As were the other children in the family, Talton was expected to do his chores and help tend the crops and animals. He did this without complaint because he loved being outdoors. When his chores were finished, he loved exploring his mountains with his dogs and cousins, finding caves to play in and apple trees to raid. Apples were his favorite food. He became as familiar with his mountains as he was with his own home. He hunted his mountains for small game with his father, brothers, and cousins to help feed his family. He was a natural with a rifle. As he grew older, he grew into his rifle and his bones.
Talton attended school whenever it was taught, usually in the winter, and only if weather permitted and a teacher was available. He learned to read and write well for his day and loved newspapers. He wasn’t overly concerned with the Bible or other books, but the newspapers told of events that were happening in his time. He learned something of the world outside his mountains and decided he liked it just fine where he was.

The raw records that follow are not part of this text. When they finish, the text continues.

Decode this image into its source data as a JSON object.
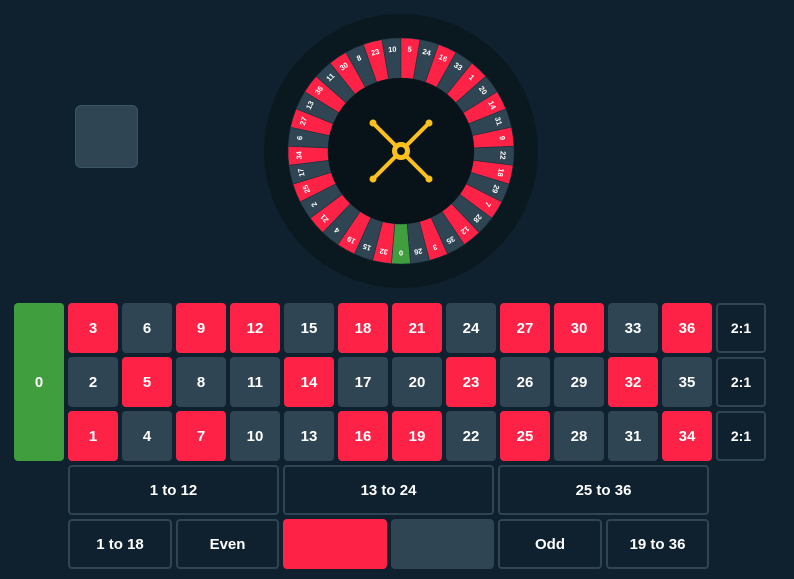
{
  "wheel": {
    "pockets": [
      "0",
      "32",
      "15",
      "19",
      "4",
      "21",
      "2",
      "25",
      "17",
      "34",
      "6",
      "27",
      "13",
      "36",
      "11",
      "30",
      "8",
      "23",
      "10",
      "5",
      "24",
      "16",
      "33",
      "1",
      "20",
      "14",
      "31",
      "9",
      "22",
      "18",
      "29",
      "7",
      "28",
      "12",
      "35",
      "3",
      "26"
    ],
    "red_numbers": [
      "1",
      "3",
      "5",
      "7",
      "9",
      "12",
      "14",
      "16",
      "18",
      "19",
      "21",
      "23",
      "25",
      "27",
      "30",
      "32",
      "34",
      "36"
    ],
    "colors": {
      "red": "#fe2247",
      "black": "#2f4553",
      "green": "#419e3f",
      "rim": "#0a1920",
      "hub": "#071319",
      "turret": "#fec01a"
    }
  },
  "board": {
    "zero": "0",
    "rows": [
      [
        "3",
        "6",
        "9",
        "12",
        "15",
        "18",
        "21",
        "24",
        "27",
        "30",
        "33",
        "36"
      ],
      [
        "2",
        "5",
        "8",
        "11",
        "14",
        "17",
        "20",
        "23",
        "26",
        "29",
        "32",
        "35"
      ],
      [
        "1",
        "4",
        "7",
        "10",
        "13",
        "16",
        "19",
        "22",
        "25",
        "28",
        "31",
        "34"
      ]
    ],
    "column_bets": [
      "2:1",
      "2:1",
      "2:1"
    ],
    "dozens": [
      "1 to 12",
      "13 to 24",
      "25 to 36"
    ],
    "even_money": {
      "low": "1 to 18",
      "even": "Even",
      "red": "",
      "black": "",
      "odd": "Odd",
      "high": "19 to 36"
    }
  }
}
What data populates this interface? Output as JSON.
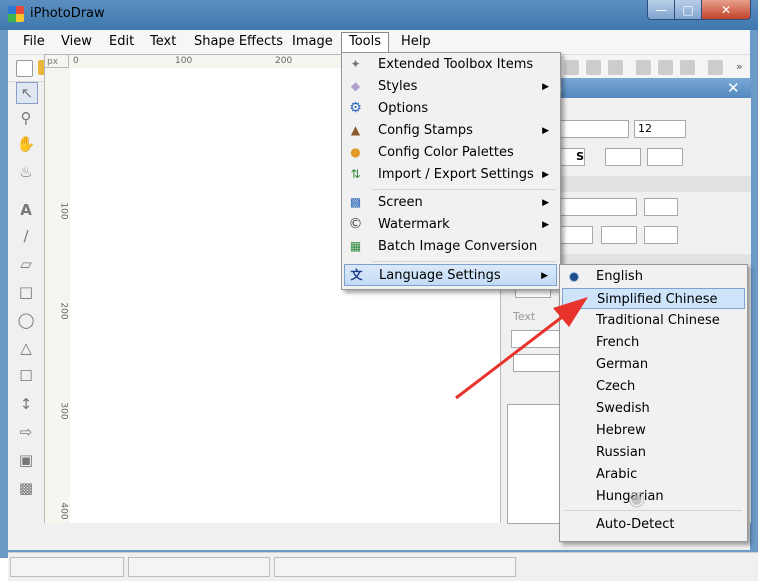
{
  "window": {
    "title": "iPhotoDraw"
  },
  "menubar": {
    "items": [
      "File",
      "View",
      "Edit",
      "Text",
      "Shape Effects",
      "Image",
      "Tools",
      "Help"
    ]
  },
  "ruler": {
    "unit": "px",
    "top_labels": [
      "0",
      "100",
      "200"
    ],
    "left_labels": [
      "100",
      "200",
      "300",
      "400"
    ]
  },
  "tools_menu": {
    "items": [
      {
        "label": "Extended Toolbox Items",
        "submenu": false,
        "icon": "wand-icon"
      },
      {
        "label": "Styles",
        "submenu": true,
        "icon": "styles-icon"
      },
      {
        "label": "Options",
        "submenu": false,
        "icon": "gear-icon"
      },
      {
        "label": "Config Stamps",
        "submenu": true,
        "icon": "stamp-icon"
      },
      {
        "label": "Config Color Palettes",
        "submenu": false,
        "icon": "palette-icon"
      },
      {
        "label": "Import / Export Settings",
        "submenu": true,
        "icon": "import-export-icon"
      },
      {
        "label": "Screen",
        "submenu": true,
        "icon": "screen-icon"
      },
      {
        "label": "Watermark",
        "submenu": true,
        "icon": "copyright-icon"
      },
      {
        "label": "Batch Image Conversion",
        "submenu": false,
        "icon": "batch-icon"
      },
      {
        "label": "Language Settings",
        "submenu": true,
        "icon": "language-icon",
        "highlighted": true
      }
    ]
  },
  "language_menu": {
    "selected": "English",
    "hovered": "Simplified Chinese",
    "items": [
      "English",
      "Simplified Chinese",
      "Traditional Chinese",
      "French",
      "German",
      "Czech",
      "Swedish",
      "Hebrew",
      "Russian",
      "Arabic",
      "Hungarian",
      "Auto-Detect"
    ]
  },
  "right_panel": {
    "font_size": "12",
    "text_label": "Text"
  },
  "colors": {
    "title_bar": "#3e78ad",
    "highlight": "#cde4fb",
    "arrow": "#e8322c"
  }
}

In the fall of 1860, the upcoming presidential election was all over the newspapers. Talton was 14 years old and politics had captured him. He hated the lying, cheating politicians, but would argue his ideas about the issues and with anyone and everyone to the point that nobody wanted to talk to him. He had learned about taxes early in life when he traveled with his family to the county seat to pay the taxes on their land. In those days, the taxes had to be paid in person. On one of these trips, Talton asked his father, David why they had to pay taxes to men they did not know for land these men did not own. His father explained that taxes were a way for fat worthless old men in the government to keep the mountain people poor and to make the fat old men in the government fatter.
Talton then suggested, “Why don’t we just stop payin’ an’ shoot ‘em when they came on awr land ta git the money? It ain’t ther land, it’s awrn. They don’t tend it, they just tax it.”
To that, his father replied, “ Because they’d jest sen’ more men an’ more men an’ finally they’d kill us all or throw us off awr own land an’ sell it to somebody’d pay the taxes”. His father added, “Ye got ta learn ta pick yor battles, boy. Some ye cain’t win. Tain’t smart to start fightin’ a loosin’ battle”.
“What if ye think it ain’t no loosin’ battle? What if ye think it’s the only right thing ta do?” Talton pressed.
David looked at his son long and hard before he answered, “Then ye stand up an’ fight with all that’s in ye an’ never stop, even if it kills ye. But ye’d best be willin’ to die fer it, son, fer most times right an’ wrong don’t make no matter. It’s who holds the power, decides yor fate.”